What 0.1% is left when you kill 99.9% of germs with soap?

By Kevin Kusnadi, 2019 Alumni.

When we use a soap that says “kills 99.9% of germs” on its label to wash our hands, what happens to the 0.1% of germs in our hands? Does it get intentionally saved so it can live to tell the tale of how a mighty soap wipes out an entire population? What is really happening to that ultra-powerful one-in-1,000 germ?

Image by AJ Cann on Flickr

The battle between soap and germs

A germ is a microscopic organism that could potentially make us sick, be it bacteria or viruses. Germs can come in contact from daily objects such as our phones, banknotes, door handles, shaking hands with another person, and the list goes on.

How do they end up in our hands? There are sweat glands underneath our palms that produce sweat and oils that become an ideal medium for the germs to adhere nicely on our skin. Germs stick to our hands because of the oils on our skin.

So the main objective of soaps is to destroy the “home” of germs by removing the oil from our hand that will subsequently kill the germs. Alcohol and kerosene are solvents that can effectively destroy the oil, but they are quite toxic for frequent home use. Imagine if you smell like kerosene all day? This is why soaps in the hospitals and laboratories smell a bit funny because they contain alcohol and are generally stronger than soaps found in the grocery store.

A more ideal solution is to use soap, but this brings another problem. Since commercial soap normally does not contain alcohol unlike soaps in the hospitals, rather than destroying oil particles (and their associated germs), soap molecules work by dissolving the oil with water which is then washed away. Therefore, its efficacy in killing germs is always been debatable.

Image by Irina Ba on Unsplash

Does soap really clean our hands from germs?

Most soap manufacturers advertise their product capable of killing 99.9% of germs, but does it truly happen? One thing we know is that claiming just short of 100% avoids them from being sued, but their claim does come from lab results.

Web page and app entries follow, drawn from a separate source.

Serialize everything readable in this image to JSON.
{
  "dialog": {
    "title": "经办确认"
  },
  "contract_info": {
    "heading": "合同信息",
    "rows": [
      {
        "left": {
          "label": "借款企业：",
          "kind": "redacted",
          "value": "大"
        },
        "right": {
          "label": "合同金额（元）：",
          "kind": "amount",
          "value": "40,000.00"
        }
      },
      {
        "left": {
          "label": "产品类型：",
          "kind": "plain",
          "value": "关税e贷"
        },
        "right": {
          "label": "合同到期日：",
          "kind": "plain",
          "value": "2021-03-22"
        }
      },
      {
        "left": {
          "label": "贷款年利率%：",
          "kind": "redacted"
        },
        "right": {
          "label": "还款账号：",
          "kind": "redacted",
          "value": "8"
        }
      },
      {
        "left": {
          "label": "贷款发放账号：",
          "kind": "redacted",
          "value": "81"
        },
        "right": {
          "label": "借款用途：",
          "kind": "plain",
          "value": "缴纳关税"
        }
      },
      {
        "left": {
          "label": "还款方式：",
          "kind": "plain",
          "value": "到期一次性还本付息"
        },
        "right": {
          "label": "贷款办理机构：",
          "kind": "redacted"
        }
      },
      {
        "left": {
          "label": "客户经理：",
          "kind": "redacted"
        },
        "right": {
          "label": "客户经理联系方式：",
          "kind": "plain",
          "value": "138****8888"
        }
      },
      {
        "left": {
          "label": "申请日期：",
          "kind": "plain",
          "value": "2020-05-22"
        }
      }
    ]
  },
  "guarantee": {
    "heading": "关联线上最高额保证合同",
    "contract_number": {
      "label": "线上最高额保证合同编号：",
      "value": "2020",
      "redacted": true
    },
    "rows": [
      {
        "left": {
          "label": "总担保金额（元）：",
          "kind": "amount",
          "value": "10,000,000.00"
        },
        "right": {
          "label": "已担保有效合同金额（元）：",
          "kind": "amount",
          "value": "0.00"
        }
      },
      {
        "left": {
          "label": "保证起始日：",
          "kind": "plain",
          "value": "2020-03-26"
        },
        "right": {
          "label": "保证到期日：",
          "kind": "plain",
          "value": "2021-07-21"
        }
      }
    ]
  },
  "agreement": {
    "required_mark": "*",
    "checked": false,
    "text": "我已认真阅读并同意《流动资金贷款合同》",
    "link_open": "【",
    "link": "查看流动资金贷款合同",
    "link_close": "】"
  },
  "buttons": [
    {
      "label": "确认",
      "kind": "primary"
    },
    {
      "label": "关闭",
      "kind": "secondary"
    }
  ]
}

So the next logical question would be, how reliable are their lab results? Generally, their lab tests and results are trustworthy, but there is a big pitfall that not many people know. Their test procedures typically consist of placing germs on a surface, wiping that surface with the soap, and then finally the remainder of the germs are analyzed.

The pitfall arises because their test conditions are different from our messy everyday life. Obviously, the inside of a laboratory is much cleaner than the outside world, so the results may not be true in every condition.

One study demonstrated that handwashing with soap and water removes the presence of bacteria to only 8%. This indicates that washing hands with soap still does not leave germs to 0.1% even when done in a laboratory, let alone a real-world application.

One important thing to note is that soap is not really killing the germs in our hands, but rather washing them away. In a scenario where a soap really removes 99.9% of germs, the remaining 0.1% may sound insignificant. But when we are talking about the number of germs, we should be considering millions of them which is why it could still be dangerous. However, as long as we maintain regular sanitation habits supported by a strong immune system, we should be fine!

So when a soap manufacturer claims that their products kill 99.9% of germs, they are technically correct but practically wrong. Although their lab results are not entirely misleading, it is indeed a powerful marketing message!